Myth #4 People with autism spectrum disorder are mentally retarded or mentally ill: Autism spectrum is a neurodevelopment disorder, not a mental illness. Also, studies show that people with autism have average to medium intelligence. However, children with autism often suffer from psychological problems because of having to deal with their disorder. Many autistic children experience social anxiety, frustration, obsessive-compulsive disorder, and depression. In addition to receiving autism-based services, a child with autism also benefits greatly by receiving psychotherapy.
Myth #5 Children on the autism spectrum cannot communicate verbally: The symptoms of autism vary by severity, hence the “spectrum.” Children with autism often differ in their modes of communication, but rarely are they ever completely mute. For autistic kids, speech patterns range from repetitive noises and mimicked phrases, to sign language and verbal communication.
Myth #6 Autistic kids are savants, i.e. hidden geniuses: To begin, according to the official diagnostic manual, no such “savant syndrome” exists, at least not by definition. Secondly, it is more likely that savant syndrome, the ability to excel at one activity, while performing exceptionally poorly at another, is one of many common symptoms of autism spectrum disorder. Just like a young genius who masters complex mathematical theories but fails to understand grammar, a child with autism might excel at spatial awareness skills, while scoring poorly on fine motor-development.

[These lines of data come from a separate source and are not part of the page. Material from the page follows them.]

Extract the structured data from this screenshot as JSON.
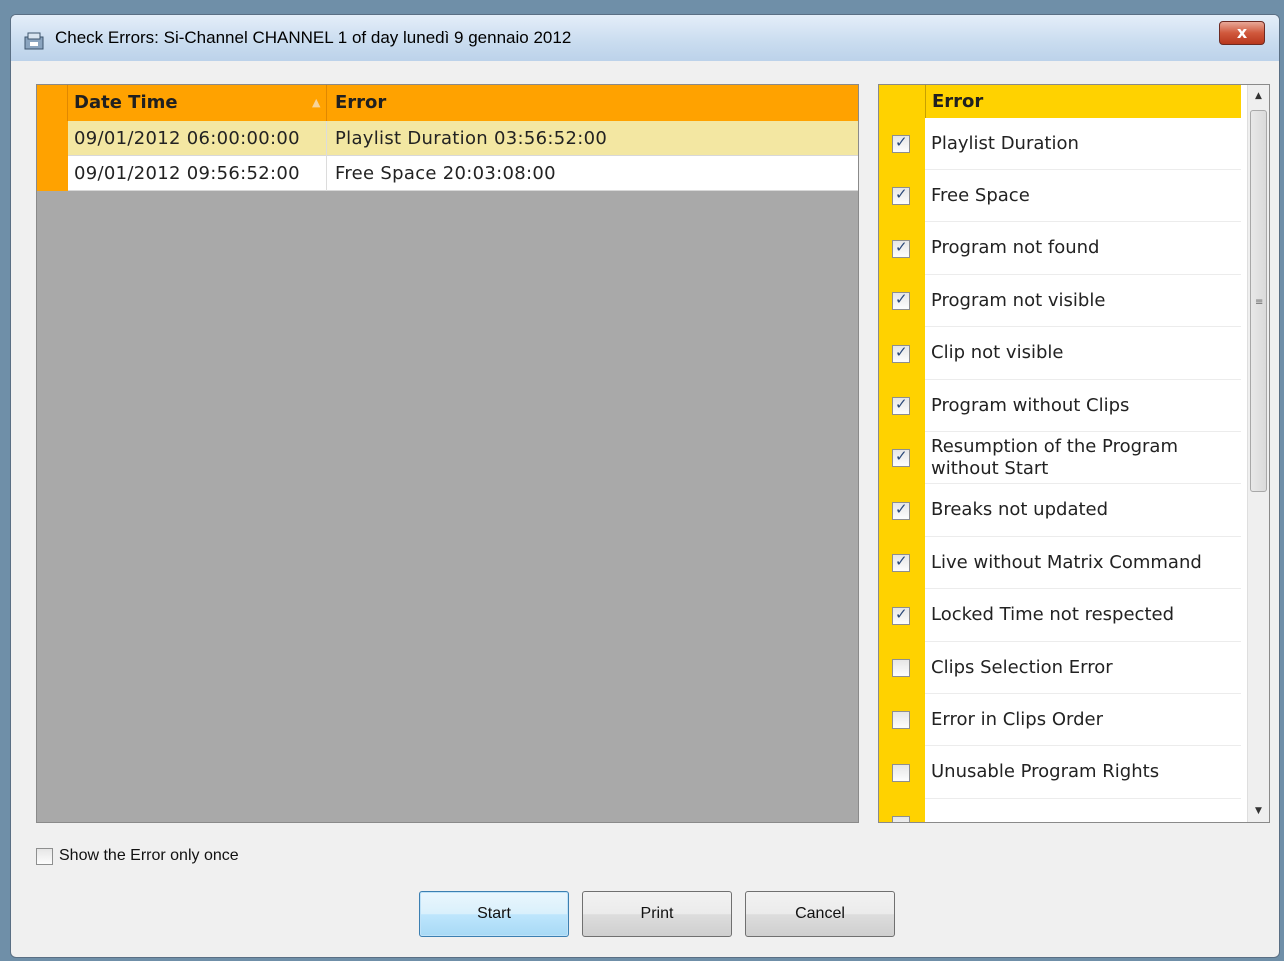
{
  "window": {
    "title": "Check Errors: Si-Channel CHANNEL 1 of day lunedì 9 gennaio 2012",
    "close_label": "x"
  },
  "grid": {
    "columns": {
      "datetime": "Date Time",
      "error": "Error"
    },
    "sort_indicator": "▲",
    "rows": [
      {
        "datetime": "09/01/2012   06:00:00:00",
        "error": "Playlist Duration 03:56:52:00",
        "selected": true
      },
      {
        "datetime": "09/01/2012   09:56:52:00",
        "error": "Free Space 20:03:08:00",
        "selected": false
      }
    ]
  },
  "checklist": {
    "header": "Error",
    "items": [
      {
        "label": "Playlist Duration",
        "checked": true
      },
      {
        "label": "Free Space",
        "checked": true
      },
      {
        "label": "Program not found",
        "checked": true
      },
      {
        "label": "Program not visible",
        "checked": true
      },
      {
        "label": "Clip not visible",
        "checked": true
      },
      {
        "label": "Program without Clips",
        "checked": true
      },
      {
        "label": "Resumption of the Program without Start",
        "checked": true
      },
      {
        "label": "Breaks not updated",
        "checked": true
      },
      {
        "label": "Live without Matrix Command",
        "checked": true
      },
      {
        "label": "Locked Time not respected",
        "checked": true
      },
      {
        "label": "Clips Selection Error",
        "checked": false
      },
      {
        "label": "Error in Clips Order",
        "checked": false
      },
      {
        "label": "Unusable Program Rights",
        "checked": false
      }
    ],
    "scrollbar": {
      "up": "▲",
      "down": "▼",
      "grip": "≡"
    }
  },
  "options": {
    "show_once_label": "Show the Error only once",
    "show_once_checked": false
  },
  "buttons": {
    "start": "Start",
    "print": "Print",
    "cancel": "Cancel"
  },
  "colors": {
    "grid_header": "#ffa200",
    "checklist_header": "#ffd200",
    "selected_row": "#f3e7a2"
  }
}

Myth #7 Children with Asperger’s syndrome, or other forms of autism, cannot sustain healthy, long-lasting relationships: For most children with ASD, forming friendships is a constant struggle. Autistic children often have difficulty maintaining eye contact, feel overwhelmed in large groups, and respond negatively to tactile experiences, such as hugs and kisses. In many cases, children with autism learn the social skills needed to achieve healthy relationships with others. Even children who don’t master these social skills are still able to experience loving, mutual relationships with family members and friends who understand their special behaviors.
Myth #8 Autism is becoming an epidemic: An epidemic is something that strikes suddenly, and with great numbers. Contrary to popular belief, there are no more autistic children today than there were fifty years ago. If anything has changed, in regards to autism, in recent decades, it is our knowledge and awareness of the facts of autism spectrum disorder. It may seem that there has been an increase in instances of autism, but it is more likely that there has been an increase in its diagnoses, because we have become better at recognizing the symptoms of autism and administering treatment.
Myth #9 Autism is a curable disease: There is no universally accepted “cure” for autism, but there exist varieties of treatments that effectively help one cope with the symptoms of autism.
Autism can be a debilitating disorder, and by now I hope you’ve realized that it refers to something completely different to the meaning that you are so used to in everyday life. This effort may be insignificant in the big picture, however we hope that with this new knowledge, you will use the word “tu ky” with more sensitivity.
To those parents with autistic children, we realize that at times it will be much more difficult for you to deal with the diagnosis than your child, and we applaud you for the incredible love and dedication you’ve shown. We hope this article have clarified some questions you have about the disorder. In link 5, 6 and 7 we hope you will find both a social support network for yourself and suitable professional treatment for your child.